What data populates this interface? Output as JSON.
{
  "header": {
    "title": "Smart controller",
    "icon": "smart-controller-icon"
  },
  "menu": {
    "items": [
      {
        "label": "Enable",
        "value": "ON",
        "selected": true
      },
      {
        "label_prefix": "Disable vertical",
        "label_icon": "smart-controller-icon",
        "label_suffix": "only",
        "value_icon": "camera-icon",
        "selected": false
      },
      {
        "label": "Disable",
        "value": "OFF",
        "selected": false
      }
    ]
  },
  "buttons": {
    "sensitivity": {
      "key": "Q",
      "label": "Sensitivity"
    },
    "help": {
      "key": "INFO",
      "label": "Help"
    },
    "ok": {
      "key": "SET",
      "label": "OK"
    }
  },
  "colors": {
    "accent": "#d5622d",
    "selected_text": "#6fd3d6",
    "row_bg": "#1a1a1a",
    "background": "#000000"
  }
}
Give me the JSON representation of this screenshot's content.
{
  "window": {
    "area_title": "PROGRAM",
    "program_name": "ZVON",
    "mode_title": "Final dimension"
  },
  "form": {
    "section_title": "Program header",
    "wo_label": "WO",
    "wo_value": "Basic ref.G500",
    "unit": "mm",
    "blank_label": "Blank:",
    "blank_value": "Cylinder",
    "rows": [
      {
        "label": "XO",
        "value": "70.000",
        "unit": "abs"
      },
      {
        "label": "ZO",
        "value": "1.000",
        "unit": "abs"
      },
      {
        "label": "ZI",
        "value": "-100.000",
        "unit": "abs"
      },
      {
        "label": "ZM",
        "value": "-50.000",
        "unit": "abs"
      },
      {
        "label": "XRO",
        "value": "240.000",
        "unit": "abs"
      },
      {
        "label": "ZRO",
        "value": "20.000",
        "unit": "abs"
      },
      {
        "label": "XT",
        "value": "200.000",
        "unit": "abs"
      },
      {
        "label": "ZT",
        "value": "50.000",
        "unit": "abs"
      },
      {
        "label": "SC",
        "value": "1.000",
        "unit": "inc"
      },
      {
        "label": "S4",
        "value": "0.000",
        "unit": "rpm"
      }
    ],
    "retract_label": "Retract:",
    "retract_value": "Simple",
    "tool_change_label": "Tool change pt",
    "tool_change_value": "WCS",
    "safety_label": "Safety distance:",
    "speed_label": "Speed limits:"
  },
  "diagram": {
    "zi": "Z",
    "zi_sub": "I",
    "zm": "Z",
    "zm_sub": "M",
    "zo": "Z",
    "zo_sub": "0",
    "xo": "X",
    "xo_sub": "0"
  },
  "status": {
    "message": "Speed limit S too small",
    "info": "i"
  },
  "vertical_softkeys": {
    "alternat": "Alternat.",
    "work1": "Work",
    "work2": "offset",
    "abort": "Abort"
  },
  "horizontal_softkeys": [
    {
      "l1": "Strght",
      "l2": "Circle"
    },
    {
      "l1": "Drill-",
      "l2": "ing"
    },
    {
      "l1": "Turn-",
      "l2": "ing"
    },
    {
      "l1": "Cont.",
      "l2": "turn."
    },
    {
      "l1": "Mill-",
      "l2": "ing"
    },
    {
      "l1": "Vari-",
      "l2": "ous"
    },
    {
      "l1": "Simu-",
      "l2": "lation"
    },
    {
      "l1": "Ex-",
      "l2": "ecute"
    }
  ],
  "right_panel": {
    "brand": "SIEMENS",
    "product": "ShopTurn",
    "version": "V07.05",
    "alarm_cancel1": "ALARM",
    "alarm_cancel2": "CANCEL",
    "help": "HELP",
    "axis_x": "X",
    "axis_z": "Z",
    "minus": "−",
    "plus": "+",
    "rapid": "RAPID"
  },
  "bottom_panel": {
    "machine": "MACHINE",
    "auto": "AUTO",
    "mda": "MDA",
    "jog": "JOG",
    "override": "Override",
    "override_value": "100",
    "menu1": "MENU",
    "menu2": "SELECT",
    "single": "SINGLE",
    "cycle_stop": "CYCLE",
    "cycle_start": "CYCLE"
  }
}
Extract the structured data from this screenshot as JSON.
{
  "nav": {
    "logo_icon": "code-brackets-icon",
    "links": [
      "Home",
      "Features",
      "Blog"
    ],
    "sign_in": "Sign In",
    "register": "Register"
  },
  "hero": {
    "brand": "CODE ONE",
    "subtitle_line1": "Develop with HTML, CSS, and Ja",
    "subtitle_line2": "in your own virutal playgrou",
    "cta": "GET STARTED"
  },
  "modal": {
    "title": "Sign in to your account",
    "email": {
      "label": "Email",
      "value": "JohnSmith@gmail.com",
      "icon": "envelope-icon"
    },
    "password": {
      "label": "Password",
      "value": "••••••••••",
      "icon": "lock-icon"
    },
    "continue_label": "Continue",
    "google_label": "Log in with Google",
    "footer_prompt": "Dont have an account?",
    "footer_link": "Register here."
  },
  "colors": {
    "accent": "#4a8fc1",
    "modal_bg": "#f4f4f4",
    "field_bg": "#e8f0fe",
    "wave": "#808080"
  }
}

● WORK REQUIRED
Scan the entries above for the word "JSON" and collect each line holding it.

● YOUR SOLUTION
What data populates this interface? Output as JSON.
Give me the JSON representation of this screenshot's content.
Extract the structured data from this screenshot as JSON.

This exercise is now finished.